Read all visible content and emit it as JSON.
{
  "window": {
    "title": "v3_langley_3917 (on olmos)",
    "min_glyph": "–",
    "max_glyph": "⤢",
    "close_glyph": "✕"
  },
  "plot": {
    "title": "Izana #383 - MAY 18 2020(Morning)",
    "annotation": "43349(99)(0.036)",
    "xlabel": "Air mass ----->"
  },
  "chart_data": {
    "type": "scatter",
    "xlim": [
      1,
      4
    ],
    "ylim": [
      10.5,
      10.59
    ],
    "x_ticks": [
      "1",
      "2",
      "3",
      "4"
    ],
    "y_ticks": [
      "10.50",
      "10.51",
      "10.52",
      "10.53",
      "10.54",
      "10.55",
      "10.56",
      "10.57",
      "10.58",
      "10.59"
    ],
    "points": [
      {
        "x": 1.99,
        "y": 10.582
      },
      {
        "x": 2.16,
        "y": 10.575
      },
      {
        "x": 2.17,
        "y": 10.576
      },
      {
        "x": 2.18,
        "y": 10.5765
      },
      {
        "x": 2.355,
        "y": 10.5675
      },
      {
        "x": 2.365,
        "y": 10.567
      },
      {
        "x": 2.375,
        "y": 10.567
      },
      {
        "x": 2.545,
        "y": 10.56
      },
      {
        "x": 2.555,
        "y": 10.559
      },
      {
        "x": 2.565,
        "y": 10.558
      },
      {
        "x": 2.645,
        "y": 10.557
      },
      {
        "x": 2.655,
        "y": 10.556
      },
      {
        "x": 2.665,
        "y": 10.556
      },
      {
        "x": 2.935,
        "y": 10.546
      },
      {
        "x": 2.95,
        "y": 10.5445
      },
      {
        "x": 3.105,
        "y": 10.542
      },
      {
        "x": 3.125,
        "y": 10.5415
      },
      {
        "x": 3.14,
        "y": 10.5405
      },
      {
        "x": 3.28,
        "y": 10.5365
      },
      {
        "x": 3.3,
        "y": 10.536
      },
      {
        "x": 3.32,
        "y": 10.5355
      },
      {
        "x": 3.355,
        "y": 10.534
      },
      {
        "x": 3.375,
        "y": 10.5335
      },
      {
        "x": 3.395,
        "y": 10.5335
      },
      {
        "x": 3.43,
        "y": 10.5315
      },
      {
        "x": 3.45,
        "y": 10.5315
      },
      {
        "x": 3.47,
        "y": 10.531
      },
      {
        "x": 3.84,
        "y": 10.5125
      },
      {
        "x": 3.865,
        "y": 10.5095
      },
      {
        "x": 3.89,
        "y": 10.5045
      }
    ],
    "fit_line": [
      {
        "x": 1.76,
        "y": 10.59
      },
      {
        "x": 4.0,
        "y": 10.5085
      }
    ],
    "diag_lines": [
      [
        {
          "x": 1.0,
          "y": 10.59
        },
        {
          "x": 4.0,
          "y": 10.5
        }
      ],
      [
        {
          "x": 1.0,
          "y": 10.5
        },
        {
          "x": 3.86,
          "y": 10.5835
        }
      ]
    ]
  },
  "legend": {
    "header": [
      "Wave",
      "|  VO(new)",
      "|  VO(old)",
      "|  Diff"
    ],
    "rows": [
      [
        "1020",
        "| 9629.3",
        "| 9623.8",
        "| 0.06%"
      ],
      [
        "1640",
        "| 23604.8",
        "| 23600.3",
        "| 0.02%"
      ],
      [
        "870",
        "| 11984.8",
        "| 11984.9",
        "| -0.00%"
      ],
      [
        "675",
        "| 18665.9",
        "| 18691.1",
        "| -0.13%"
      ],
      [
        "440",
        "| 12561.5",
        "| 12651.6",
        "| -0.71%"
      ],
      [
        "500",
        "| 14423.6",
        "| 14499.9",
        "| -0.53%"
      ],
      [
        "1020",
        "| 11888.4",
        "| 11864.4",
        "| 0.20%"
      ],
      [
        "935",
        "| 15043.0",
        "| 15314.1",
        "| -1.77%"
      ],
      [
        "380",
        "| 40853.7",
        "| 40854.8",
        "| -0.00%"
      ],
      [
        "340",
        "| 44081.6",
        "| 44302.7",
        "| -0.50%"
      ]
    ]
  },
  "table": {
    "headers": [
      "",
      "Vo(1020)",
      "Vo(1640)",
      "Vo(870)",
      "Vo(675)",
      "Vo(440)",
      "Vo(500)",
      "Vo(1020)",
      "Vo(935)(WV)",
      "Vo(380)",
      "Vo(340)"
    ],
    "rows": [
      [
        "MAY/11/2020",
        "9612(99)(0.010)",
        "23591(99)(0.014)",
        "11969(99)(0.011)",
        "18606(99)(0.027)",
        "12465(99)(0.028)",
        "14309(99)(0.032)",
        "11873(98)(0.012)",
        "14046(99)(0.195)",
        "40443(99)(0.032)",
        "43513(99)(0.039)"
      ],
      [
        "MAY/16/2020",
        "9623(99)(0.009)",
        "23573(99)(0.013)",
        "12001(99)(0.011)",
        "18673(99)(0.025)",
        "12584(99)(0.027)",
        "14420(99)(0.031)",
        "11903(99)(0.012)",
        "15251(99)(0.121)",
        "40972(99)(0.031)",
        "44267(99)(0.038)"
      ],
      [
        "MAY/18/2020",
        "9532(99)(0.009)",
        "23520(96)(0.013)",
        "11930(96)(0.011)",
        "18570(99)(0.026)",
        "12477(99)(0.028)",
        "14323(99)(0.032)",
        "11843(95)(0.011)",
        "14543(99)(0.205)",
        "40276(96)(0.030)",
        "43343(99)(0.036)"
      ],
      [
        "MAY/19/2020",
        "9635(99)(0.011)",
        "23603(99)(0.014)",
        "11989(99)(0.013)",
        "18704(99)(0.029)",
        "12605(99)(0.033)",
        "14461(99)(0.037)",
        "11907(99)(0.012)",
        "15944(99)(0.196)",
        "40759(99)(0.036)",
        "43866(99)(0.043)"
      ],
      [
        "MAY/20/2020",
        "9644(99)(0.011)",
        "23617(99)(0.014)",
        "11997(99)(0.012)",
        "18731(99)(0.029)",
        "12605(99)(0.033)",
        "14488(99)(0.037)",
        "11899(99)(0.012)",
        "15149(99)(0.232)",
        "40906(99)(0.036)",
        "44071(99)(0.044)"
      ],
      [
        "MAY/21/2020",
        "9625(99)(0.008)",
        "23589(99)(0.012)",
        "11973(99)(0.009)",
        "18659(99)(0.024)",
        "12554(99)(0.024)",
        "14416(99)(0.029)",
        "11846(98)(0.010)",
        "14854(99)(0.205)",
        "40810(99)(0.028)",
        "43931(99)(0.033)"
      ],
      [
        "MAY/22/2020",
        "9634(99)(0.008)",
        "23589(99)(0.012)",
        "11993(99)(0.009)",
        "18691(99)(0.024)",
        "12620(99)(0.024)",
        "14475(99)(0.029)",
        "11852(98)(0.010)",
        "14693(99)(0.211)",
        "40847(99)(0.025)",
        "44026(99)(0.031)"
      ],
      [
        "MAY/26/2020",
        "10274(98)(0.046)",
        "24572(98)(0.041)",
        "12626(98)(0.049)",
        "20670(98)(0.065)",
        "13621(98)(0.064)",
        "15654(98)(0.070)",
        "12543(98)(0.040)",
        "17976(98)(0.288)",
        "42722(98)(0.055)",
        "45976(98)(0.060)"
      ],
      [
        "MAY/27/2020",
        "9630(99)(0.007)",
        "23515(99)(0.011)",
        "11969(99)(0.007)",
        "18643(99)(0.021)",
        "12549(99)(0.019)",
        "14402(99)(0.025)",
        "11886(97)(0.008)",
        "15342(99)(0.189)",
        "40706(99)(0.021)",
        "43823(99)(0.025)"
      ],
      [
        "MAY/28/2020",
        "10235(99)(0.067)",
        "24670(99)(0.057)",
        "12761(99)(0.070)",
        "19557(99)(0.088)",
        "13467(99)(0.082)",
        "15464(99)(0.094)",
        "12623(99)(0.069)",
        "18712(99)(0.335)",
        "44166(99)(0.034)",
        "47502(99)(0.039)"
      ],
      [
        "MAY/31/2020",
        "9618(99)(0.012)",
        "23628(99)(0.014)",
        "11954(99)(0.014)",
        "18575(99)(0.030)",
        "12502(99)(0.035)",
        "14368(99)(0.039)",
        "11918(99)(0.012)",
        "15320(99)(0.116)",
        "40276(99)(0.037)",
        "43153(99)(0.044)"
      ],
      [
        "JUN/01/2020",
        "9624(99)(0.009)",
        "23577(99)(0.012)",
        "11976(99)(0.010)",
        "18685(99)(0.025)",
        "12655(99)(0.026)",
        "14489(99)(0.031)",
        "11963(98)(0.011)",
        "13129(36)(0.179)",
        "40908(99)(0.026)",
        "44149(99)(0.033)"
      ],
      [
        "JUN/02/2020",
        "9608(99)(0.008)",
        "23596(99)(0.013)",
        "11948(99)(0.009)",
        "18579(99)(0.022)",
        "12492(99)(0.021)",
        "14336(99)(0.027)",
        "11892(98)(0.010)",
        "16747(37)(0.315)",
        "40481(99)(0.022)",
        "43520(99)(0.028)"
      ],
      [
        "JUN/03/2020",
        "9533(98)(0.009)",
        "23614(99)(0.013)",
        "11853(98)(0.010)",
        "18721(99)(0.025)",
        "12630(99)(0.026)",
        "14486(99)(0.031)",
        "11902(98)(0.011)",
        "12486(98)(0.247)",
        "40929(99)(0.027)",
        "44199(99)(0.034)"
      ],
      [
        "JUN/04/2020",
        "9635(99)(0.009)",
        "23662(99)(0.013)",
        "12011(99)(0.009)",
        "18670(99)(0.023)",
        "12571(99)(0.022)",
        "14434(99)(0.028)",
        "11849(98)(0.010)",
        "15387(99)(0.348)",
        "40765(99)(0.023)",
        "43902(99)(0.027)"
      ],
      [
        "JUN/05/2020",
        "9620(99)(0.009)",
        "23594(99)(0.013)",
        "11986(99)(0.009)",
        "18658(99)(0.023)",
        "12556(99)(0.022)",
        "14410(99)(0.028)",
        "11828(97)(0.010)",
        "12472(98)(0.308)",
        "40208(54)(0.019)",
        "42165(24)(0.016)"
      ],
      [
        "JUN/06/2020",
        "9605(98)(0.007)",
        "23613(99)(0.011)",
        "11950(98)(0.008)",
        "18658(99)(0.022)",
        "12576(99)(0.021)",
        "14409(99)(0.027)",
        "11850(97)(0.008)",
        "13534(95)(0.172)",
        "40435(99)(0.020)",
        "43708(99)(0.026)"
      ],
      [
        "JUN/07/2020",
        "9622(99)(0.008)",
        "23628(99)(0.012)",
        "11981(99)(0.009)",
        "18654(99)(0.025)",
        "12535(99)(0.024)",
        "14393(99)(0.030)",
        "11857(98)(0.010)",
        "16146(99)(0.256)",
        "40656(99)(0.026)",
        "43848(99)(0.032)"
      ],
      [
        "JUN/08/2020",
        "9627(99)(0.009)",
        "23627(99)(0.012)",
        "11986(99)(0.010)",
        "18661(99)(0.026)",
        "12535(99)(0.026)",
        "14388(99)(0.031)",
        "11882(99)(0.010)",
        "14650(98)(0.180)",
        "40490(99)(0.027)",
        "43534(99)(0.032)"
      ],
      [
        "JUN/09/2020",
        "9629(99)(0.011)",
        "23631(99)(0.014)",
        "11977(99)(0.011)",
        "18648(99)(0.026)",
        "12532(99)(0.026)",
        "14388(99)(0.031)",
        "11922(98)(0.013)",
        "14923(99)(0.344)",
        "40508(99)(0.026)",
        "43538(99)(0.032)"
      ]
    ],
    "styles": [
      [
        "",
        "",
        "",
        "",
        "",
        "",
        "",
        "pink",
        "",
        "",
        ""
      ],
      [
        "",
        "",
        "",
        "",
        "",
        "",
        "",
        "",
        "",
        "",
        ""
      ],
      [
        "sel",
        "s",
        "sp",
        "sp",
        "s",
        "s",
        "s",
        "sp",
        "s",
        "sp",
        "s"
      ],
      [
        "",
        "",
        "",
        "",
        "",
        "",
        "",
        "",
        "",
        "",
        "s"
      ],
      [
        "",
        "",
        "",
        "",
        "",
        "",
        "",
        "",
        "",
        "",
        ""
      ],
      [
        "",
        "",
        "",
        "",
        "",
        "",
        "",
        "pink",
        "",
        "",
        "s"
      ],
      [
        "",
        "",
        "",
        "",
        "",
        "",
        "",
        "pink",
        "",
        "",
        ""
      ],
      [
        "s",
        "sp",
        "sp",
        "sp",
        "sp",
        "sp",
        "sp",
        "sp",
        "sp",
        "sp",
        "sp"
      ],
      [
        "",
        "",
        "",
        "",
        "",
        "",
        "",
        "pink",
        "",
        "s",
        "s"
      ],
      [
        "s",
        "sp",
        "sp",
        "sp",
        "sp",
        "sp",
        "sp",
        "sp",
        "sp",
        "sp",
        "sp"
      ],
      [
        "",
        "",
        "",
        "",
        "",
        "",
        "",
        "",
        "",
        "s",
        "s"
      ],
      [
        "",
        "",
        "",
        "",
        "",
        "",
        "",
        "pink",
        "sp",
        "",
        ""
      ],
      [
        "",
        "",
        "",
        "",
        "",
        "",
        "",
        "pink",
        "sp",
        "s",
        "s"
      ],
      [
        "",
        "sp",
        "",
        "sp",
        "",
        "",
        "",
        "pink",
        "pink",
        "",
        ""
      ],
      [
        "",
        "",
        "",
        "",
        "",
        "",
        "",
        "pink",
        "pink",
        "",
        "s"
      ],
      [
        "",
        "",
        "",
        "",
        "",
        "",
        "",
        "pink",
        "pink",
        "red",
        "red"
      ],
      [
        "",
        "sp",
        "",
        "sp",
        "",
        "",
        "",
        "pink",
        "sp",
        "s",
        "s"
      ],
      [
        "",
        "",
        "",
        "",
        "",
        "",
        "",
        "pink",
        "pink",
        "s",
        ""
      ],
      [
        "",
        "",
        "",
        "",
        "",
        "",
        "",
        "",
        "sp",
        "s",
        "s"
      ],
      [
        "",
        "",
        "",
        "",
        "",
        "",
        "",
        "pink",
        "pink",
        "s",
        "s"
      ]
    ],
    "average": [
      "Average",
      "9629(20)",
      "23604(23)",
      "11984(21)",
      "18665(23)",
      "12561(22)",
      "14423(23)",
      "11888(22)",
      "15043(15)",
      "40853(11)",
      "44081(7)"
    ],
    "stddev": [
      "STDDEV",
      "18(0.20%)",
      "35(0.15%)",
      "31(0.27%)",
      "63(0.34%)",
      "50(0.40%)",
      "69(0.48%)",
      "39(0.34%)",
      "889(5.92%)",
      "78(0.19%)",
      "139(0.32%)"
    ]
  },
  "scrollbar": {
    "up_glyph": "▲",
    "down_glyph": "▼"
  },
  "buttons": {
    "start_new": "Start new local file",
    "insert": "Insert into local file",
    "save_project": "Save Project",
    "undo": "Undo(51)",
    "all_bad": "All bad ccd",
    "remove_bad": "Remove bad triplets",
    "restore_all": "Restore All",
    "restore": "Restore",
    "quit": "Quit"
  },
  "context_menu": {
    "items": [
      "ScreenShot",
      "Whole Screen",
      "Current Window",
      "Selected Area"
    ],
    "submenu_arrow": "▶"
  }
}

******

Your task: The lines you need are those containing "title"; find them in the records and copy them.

Answer to this problem:
    "title": "v3_langley_3917 (on olmos)",
    "title": "Izana #383 - MAY 18 2020(Morning)",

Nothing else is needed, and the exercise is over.